)
   
func main() {
    fmt.Println("Hello Geeks")
}
  
// -------------------------------------------------------------------------------------
// Program1 looks accurate and everything 
// seems right but the compiler will throw an
// error upon building this code. Why? Because 
// we imported the math/rand package but
// We didn't use it anywhere in the program. 
// That's why. The following code is a solution.
//-------------------------------------------------------------------------------------
  
// PROGRAM2
package main
// Program to demonstrate application of blank import
   
import (
    "fmt"
    _ "math/rand"
)
   
func main() {
    fmt.Println("Hello Geeks")
    // This program compiles successfully and
    // simply prints Hello Geeks on the console.
}

chevron_right


7.  Relative import

When we create our packages and place them in a local directory or on the cloud directory, ultimately the $GOPATH directory or within that, we find that we cannot directly import the package with its name unless you make that your $GOPATH. So then you mention a path where the custom package is available. These types of imports are called relative imports. We often use this type but may not know its name (Relative import). Refer to the example for syntax and example code for a better understanding of relative import.

Example:

import "github.com/gopherguides/greet"

Go

filter_none

edit
close

play_arrow

link
brightness_4
code

package main
    
import "github.com/gopherguides/greet"
    
// Main function
func main() {
    // The hello function is in
    // the mentioned directory
    greet.Hello()
    // This function simply prints 
    // hello world on the console screen
}

chevron_right


8.  Circular import

Just like a circle, a loop, there exists a circular import too. This means defining a package which imports a second package implicitly and defining the second package such that it imports the first package implicitly. This creates a hidden loop that is called the “import loop“. This type, too, is unknown by many and that is because Go does not support circular imports explicitly. Upon building such packages, the Go compiler throws an error raising a warning: “import cycle not allowed”. Consider the following examples to understand this better.

// First package file code. Imagine that name of first package is "first"
package first

import "second"
// Imagine that the second package's name is "second"

var a = second.b
// Assigning value of variable b from second package to a in first package
// Second package file code. Imagine that name of second package is "second"
package second

import "first"
// Imagine that the first package's name is "first"

var b = first.a
// Assigning value of variable a from first package to b in second package
Upon building any one of these packages, you will find an error like this:
> go build
can't load package: import cycle not allowed
...



My Personal Notes arrow_drop_up

Check out this Author's contributed articles.

If you like GeeksforGeeks and would like to contribute, you can also write an article using contribute.geeksforgeeks.org or mail your article to contribute@geeksforgeeks.org. See your article appearing on the GeeksforGeeks main page and help other Geeks.

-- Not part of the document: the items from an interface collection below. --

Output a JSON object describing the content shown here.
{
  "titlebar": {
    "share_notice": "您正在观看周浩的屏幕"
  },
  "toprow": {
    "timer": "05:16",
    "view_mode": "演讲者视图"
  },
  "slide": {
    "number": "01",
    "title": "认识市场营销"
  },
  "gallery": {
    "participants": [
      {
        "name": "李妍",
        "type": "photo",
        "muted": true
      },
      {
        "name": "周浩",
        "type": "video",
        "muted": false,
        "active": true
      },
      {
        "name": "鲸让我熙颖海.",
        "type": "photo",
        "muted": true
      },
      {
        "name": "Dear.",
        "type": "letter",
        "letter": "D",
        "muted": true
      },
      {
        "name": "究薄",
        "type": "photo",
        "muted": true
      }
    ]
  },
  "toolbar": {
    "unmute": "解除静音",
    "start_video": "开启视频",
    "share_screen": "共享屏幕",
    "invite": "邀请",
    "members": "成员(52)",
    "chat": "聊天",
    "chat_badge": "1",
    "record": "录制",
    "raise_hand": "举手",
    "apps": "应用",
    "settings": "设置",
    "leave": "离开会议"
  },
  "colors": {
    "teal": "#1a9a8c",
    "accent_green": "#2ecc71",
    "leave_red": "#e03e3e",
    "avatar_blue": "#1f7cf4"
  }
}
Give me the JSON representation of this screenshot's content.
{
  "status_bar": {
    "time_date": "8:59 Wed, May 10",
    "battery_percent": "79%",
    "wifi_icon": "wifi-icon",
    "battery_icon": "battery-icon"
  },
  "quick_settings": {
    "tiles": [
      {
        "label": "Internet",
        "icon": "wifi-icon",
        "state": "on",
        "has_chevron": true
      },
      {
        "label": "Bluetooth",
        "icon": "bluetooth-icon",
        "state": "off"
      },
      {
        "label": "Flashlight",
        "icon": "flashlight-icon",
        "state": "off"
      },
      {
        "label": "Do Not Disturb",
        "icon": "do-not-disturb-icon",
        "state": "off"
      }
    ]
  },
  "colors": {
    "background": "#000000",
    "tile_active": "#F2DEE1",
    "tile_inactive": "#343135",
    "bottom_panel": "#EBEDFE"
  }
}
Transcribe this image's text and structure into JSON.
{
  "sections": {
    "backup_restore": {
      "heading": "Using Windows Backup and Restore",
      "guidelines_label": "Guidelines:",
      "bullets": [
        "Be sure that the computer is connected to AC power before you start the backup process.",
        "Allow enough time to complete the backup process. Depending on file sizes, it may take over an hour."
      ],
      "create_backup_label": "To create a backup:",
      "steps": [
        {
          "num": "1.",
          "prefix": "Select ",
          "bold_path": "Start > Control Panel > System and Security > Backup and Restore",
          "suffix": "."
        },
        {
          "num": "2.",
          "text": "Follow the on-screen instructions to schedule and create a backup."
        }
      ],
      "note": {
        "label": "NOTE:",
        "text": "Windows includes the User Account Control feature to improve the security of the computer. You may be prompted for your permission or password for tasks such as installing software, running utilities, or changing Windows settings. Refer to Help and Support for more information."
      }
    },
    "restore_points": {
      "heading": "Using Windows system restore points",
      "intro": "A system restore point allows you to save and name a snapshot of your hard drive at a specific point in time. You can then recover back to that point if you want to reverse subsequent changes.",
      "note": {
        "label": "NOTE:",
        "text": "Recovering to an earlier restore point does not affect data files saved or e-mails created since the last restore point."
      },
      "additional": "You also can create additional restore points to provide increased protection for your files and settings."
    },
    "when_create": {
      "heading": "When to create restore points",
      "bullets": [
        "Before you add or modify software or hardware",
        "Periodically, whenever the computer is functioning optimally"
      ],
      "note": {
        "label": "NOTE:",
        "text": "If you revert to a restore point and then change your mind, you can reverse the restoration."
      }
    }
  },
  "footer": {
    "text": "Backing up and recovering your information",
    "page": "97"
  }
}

Please Improve this article if you find anything incorrect by clicking on the "Improve Article" button below.


Article Tags :

Be the First to upvote.


Please write to us at contribute@geeksforgeeks.org to report any issue with the above content.